Port Hope Nuclear Waste:10-Year Cleanup Of Radioactive Material To Cost $1.28 Billion — The Canadian Press
January 14, 2012

MY COMMENT — Full marks to the Conservati­ve government on announcing this clean-up project.

Yes, it should have been started years ago, but at least it is about to be done now.

A word about nuclear. It is hugely expensive to build, cheap to operate and produces cheap power for decades – and then there is the spent fuel rods – some of which must be securely stored for 20,000 years. Also, there is the risk radioactiv­e leaks, of the type we see at this site, or large scale contam as occurred in Fukushima, Japan.

Which is why Japan has shut down a majority of it’s 54 nuclear reactors and has just signed a huge oil deal with the Saudi’s. Japan expects to triple petroleum imports (compared to 2010 levels) to make up the difference while all those reactors sit idle.
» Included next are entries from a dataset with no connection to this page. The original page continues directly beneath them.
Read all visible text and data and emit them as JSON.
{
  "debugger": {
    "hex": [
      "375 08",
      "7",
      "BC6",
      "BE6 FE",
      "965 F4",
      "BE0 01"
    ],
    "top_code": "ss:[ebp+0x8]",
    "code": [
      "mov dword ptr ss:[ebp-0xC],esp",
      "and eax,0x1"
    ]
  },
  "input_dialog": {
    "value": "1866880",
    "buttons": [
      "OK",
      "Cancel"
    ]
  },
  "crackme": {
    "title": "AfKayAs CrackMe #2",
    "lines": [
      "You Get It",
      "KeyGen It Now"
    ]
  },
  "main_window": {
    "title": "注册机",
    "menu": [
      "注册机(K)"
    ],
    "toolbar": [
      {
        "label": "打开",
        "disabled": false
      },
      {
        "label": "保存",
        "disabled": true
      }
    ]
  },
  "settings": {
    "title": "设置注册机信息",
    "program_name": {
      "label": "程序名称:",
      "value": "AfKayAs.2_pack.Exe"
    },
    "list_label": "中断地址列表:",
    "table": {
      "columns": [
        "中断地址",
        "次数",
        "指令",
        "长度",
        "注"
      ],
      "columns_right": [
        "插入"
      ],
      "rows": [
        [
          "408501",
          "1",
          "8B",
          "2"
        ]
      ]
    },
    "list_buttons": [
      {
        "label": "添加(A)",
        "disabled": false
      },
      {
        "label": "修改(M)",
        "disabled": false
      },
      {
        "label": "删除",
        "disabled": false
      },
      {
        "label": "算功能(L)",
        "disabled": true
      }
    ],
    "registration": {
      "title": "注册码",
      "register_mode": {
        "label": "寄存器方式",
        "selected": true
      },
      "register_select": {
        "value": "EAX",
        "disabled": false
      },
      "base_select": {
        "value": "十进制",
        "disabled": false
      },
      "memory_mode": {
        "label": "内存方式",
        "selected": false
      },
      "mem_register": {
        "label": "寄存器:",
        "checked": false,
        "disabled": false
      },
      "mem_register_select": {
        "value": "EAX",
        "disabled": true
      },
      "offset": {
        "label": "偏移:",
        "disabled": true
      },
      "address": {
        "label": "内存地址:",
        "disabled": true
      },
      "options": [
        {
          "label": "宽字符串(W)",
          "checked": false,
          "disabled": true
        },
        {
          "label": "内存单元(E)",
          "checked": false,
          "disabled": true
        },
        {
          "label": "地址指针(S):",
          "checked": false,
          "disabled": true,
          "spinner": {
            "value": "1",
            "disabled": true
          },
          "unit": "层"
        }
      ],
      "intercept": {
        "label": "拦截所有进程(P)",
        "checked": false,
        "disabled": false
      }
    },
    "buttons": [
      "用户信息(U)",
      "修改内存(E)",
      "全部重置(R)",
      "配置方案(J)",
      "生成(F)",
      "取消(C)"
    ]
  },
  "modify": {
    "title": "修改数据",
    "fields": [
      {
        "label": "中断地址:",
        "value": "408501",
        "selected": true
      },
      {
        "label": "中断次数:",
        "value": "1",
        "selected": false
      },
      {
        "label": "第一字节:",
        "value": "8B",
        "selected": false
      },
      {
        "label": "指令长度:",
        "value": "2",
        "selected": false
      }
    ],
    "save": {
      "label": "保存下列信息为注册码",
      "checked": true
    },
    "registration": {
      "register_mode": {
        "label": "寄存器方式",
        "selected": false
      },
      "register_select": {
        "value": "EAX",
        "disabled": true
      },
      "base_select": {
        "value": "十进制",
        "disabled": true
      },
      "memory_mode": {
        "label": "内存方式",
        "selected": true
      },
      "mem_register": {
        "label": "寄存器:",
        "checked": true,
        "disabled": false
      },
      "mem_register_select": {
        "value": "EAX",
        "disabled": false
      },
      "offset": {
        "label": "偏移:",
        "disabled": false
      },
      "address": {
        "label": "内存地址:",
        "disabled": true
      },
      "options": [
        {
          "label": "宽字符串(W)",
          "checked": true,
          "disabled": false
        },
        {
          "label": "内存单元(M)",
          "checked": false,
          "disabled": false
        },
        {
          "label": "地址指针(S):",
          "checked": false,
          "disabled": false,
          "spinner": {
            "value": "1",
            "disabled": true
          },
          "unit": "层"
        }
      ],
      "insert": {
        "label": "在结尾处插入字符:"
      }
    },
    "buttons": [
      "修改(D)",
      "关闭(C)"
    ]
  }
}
Germany likewise, is getting out of nuclear. They planned to do it in less than 20 years. After inspecting their reactors, they say they will complete that process sooner.

If only solar and wind (and other sustainabl­es) had the same level of government subsidizat­ion as nuclear. Nuclear stock-hold­ers could simply switch their investment­s over to green energy stocks and make the same, or more, return on their investment­.

In the U.S. decommissi­oned nuclear plants are now having wind-turbi­nes and solar arrays installed, even as the clean-up continues. Hanford, Washington will take decades to remediate, but sustainabl­e energy is being installed on that site as we speak.

We could do the same.